### Task:
Every line with "icon" in it should be copied from the data.

### Supplied data:
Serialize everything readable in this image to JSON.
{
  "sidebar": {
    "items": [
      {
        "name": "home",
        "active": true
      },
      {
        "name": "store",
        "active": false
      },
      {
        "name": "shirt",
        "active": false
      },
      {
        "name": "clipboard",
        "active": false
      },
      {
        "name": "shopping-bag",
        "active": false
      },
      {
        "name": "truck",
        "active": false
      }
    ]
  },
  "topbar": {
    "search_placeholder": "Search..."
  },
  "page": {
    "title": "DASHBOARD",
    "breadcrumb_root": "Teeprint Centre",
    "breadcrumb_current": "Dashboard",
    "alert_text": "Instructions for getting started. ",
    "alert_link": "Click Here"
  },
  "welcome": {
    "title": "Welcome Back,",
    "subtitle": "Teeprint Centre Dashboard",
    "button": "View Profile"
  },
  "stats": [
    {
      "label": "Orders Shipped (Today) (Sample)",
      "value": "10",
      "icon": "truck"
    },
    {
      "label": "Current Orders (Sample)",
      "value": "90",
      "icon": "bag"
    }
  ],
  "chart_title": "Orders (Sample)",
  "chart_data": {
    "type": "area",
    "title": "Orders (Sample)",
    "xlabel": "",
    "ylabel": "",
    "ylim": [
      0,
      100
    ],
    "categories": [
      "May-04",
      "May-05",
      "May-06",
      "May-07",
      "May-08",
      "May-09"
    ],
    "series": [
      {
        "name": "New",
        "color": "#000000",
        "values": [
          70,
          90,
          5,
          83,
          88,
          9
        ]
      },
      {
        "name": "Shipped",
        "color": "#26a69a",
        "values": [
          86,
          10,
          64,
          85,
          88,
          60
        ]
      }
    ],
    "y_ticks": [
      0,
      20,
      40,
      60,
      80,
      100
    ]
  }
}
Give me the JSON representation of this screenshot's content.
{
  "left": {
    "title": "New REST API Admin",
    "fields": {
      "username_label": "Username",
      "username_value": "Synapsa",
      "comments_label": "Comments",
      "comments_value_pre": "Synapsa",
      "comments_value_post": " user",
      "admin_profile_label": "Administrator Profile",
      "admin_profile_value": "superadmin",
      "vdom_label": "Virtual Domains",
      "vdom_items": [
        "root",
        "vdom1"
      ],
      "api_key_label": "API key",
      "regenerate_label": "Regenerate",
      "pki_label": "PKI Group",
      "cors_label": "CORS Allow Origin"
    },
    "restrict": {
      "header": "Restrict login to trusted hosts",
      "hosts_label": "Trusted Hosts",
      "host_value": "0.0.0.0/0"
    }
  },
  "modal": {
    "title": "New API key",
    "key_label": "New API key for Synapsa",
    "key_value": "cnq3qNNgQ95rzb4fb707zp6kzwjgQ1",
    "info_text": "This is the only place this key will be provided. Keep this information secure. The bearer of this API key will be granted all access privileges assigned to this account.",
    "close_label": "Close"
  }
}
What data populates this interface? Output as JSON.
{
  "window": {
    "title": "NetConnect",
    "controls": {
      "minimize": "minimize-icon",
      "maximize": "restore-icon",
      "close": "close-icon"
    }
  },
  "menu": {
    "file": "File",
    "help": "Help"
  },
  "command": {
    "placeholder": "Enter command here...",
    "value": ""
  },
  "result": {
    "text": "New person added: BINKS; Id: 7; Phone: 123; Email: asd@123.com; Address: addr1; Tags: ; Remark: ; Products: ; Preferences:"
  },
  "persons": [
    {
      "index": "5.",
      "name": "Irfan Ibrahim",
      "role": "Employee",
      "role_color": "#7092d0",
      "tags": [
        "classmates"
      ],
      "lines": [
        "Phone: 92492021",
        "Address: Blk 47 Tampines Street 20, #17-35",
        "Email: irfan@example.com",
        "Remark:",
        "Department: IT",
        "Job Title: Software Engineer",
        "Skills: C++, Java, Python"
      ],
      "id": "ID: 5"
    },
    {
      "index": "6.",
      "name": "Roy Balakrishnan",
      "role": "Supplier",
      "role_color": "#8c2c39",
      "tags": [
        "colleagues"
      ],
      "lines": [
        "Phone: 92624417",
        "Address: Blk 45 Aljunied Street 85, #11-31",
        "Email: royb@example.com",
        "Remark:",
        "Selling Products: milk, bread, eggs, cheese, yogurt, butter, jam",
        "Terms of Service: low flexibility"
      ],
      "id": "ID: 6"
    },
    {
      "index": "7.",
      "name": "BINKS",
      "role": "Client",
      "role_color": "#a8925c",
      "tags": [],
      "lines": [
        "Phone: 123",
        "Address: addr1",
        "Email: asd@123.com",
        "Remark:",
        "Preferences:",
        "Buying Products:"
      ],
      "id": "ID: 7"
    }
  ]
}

### Worked solution:
      "icon": "truck"
      "icon": "bag"
      "minimize": "minimize-icon",
      "maximize": "restore-icon",
      "close": "close-icon"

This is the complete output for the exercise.